"It is critical however, that candidates act responsibly by presenting and arguing legitimate claims before the courts, not unsubstantiated or harmful speculation in the public media," it said.

The delegation, led by OAS Secretary-General Luis Almagro, a Uruguayan lawyer and diplomat, included 28 experts and observers from 13 nations.

It observed the election process in the District of Columbia, Georgia, Iowa, Maryland and Michigan. OAS wanted to observe more states, but the COVID-19 pandemic hurt its recruitment of observers and not all 14 states gave OAS permission to deploy.

"Some states do not allow or lack specific provisions for international observation of their electoral processes," it noted. "The OAS would welcome consideration by these states of the benefits of receiving international observers and steps to reflect this in their local legislation."

OSCE concurrence

On Wednesday, international election observers from the Organization for Security and Cooperation in Europe praised the elections as competitive and well-managed.

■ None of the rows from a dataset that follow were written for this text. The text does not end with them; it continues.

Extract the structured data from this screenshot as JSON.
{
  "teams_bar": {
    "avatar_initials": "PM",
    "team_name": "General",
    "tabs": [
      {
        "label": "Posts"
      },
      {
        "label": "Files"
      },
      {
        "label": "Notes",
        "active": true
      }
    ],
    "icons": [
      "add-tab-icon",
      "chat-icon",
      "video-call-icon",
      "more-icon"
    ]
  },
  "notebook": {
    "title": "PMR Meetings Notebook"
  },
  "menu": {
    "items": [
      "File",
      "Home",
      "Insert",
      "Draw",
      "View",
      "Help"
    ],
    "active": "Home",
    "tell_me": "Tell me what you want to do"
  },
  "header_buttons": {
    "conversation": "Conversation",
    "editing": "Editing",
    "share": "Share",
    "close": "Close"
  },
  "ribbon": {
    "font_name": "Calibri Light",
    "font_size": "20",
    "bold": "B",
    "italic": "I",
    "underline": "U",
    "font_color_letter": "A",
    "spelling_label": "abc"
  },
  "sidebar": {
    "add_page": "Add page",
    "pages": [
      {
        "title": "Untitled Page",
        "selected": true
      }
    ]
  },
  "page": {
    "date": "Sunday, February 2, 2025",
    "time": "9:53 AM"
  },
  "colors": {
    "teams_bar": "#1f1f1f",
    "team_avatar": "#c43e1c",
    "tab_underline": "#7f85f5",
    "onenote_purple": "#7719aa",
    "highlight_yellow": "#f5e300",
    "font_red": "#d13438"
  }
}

But as with OAS, the OSCE's teams concluded that Trump’s false claims of victory and calls to halt vote-counting were eroding trust in American democracy.

“Baseless allegations of systematic deficiencies, notably by the incumbent president, including on election night, harm public trust in democratic institutions,” OSCE said in a 24-page report.

Both OAS and OSCE were referring to Trump wrongly declaring himself the winner of the election from inside the White House early on Wednesday. He falsely told about 150 campaign supporters that he had won several states that were still counting ballots.

Neither he nor his Democratic challenger, former Vice President Joe Biden, had yet secured the 270 Electoral College votes needed for victory. Despite that, Trump claimed a “major fraud in our nation” was occurring because the vote-counting continued.